- your experience
- your availability
- your goals
- your desire to try something new or upskill
- your client’s care factor about you continuing to work while your kids are at home sick
- your desire to take time off instead of trying to work while your kids are at home sick
- and, of course, your financial needs
Remember – your ideal client isn’t fixed and can change with the seasons of your life!
Your idea to work on agreed weekly tasks so that you have the flexibility to get them done any time within each week is a great idea, and we’ve included it below in our examples of common VA working arrangements that provide flexibility:
Job sharing – two VAs and one client
This can work really well and provides a ‘point of difference’ in your service offering. Of course, you’ll need to find a VA with the same work ethic, values and standards as your own to feel confident in sharing a role.

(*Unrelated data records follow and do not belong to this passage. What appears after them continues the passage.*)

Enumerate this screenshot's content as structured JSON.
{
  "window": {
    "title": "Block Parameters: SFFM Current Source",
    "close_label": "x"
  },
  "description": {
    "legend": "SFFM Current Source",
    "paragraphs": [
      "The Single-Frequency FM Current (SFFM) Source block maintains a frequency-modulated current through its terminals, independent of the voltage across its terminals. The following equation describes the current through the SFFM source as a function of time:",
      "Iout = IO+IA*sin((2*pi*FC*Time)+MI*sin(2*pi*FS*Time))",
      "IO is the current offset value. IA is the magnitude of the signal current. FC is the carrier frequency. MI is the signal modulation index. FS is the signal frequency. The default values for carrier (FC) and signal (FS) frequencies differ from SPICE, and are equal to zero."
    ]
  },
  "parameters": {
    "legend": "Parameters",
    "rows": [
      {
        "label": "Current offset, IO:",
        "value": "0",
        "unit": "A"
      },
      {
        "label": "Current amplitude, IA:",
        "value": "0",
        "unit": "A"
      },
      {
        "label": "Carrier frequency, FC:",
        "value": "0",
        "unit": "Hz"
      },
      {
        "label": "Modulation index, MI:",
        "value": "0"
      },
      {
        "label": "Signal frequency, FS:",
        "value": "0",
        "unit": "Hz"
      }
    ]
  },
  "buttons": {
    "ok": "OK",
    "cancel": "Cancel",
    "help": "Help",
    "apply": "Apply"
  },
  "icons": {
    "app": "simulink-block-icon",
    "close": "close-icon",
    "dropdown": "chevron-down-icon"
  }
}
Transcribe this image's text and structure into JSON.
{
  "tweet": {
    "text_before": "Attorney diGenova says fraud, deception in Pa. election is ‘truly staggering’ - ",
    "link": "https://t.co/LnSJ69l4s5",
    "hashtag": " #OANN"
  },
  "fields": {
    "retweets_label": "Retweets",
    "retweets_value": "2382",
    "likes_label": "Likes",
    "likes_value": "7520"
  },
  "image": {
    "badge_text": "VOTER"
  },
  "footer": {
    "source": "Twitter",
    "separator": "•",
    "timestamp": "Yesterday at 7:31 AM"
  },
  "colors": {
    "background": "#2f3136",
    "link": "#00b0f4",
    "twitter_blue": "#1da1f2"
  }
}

In this scenario, your client essentially gets a ‘2 for 1’ deal, and you get back up. Both VAs work in the same way, follow identical systems/processes, have excellent lines of communication and offer each other a flexible working arrangement.
For example, VA #1 could work Monday, Tuesday and Wednesday AM with a scheduled ‘handover’ at midday on Wednesday when VA#2 would take over Wednesday PM, Thursday and Friday.
This is an excellent arrangement and means there’s someone to ‘step into’ your shoes when the unexpected happens.
Minimum and maximum turnaround times
A great way to build work into your own schedule is to take on the nitty-gritty time-consuming tasks that business owners need done, that usually don’t have the pressure of a short deadline.
This includes (and is only limited by your imagination!) data entry, word processing, spreadsheet creation, graphic design, website creation or maintenance – any task that doesn’t require a timely response.
In this scenario, your client would allocate tasks, and you would work on them in your own time after providing your client with a minimum and maximum turnaround time.
It’s up to you to turn away the work that requires you to work to deadlines you can’t guarantee will be met. Feel free to send them to the VA Lead Network to find an alternative VA!
These are bulky assignments, usually requiring multiple tasks to be completed and handed over as one.
Projects can be broken down into ‘chunks’ or ‘stages’ that come together over time to complete a larger project.
Similar to providing minimum/maximum turnaround times for single tasks, you would allocate a larger timeframe to hand over each ‘chunk’ as it’s completed. For example, as a social media manager, you may be engaged to create a 3, 6 or 12-month schedule… The project could be broken down into projection/planning, content creation, drafts for review/edit in bulk, and final handover.
This could open the door to further engagement by offering implementation/scheduling, ongoing management and reporting, continuous planning or marketing support. If you wanted to keep your flexibility by limiting your offering, you could align yourself with a VA who provides the “next steps” (find them here) and sell yourself as a VA with “connections”.